- [EXERCISE OBJECTIVE]: Copy exactly the lines that run from the one containing "Give me the" through the end of the entries, both ends included.

————————

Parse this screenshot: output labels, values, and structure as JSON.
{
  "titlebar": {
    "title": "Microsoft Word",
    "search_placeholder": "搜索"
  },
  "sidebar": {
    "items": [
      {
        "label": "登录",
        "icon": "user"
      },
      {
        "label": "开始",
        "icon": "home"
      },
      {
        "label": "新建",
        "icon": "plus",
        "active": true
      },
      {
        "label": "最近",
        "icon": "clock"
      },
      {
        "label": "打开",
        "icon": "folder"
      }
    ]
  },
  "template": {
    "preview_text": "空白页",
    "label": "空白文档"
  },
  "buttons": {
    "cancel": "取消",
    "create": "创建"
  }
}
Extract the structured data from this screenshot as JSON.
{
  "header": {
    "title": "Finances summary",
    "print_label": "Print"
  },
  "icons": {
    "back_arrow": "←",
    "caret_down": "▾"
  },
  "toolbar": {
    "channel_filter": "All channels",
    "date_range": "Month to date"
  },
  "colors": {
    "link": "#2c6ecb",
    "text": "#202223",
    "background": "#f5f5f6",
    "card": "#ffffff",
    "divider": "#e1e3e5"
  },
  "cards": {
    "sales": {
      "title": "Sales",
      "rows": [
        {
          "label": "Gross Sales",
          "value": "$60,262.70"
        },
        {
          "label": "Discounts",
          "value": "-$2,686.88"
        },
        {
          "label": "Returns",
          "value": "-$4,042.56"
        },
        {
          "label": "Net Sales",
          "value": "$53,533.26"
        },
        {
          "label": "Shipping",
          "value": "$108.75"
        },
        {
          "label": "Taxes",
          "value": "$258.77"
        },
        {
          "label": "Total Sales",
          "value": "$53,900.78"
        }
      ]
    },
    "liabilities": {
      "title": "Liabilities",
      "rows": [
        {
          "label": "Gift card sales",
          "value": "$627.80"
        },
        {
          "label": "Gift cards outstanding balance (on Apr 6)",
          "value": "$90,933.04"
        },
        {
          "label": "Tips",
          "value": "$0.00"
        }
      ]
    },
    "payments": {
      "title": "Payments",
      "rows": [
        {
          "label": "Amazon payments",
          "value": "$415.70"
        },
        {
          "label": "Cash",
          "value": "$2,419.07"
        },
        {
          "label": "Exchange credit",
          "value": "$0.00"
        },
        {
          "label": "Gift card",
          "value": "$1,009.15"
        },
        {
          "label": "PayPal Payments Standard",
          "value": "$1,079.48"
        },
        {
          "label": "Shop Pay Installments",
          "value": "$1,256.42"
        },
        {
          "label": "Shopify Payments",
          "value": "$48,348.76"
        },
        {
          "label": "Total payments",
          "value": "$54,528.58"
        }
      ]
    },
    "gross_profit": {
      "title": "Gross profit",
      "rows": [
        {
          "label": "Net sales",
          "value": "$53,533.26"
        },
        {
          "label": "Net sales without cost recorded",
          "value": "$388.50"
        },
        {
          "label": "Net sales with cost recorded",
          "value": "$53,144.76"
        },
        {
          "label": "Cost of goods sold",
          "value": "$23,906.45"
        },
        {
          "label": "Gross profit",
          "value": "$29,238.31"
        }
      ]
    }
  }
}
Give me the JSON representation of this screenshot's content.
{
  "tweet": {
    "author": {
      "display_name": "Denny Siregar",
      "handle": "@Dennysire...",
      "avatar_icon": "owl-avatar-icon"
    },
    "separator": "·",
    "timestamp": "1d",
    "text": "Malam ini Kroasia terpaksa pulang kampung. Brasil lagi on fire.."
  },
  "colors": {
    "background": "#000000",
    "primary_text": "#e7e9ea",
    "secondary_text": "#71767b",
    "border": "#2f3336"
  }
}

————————

- [PROBLEM SOLUTION]:
Give me the JSON representation of this screenshot's content.
{
  "tweet": {
    "author": {
      "display_name": "Denny Siregar",
      "handle": "@Dennysire...",
      "avatar_icon": "owl-avatar-icon"
    },
    "separator": "·",
    "timestamp": "1d",
    "text": "Malam ini Kroasia terpaksa pulang kampung. Brasil lagi on fire.."
  },
  "colors": {
    "background": "#000000",
    "primary_text": "#e7e9ea",
    "secondary_text": "#71767b",
    "border": "#2f3336"
  }
}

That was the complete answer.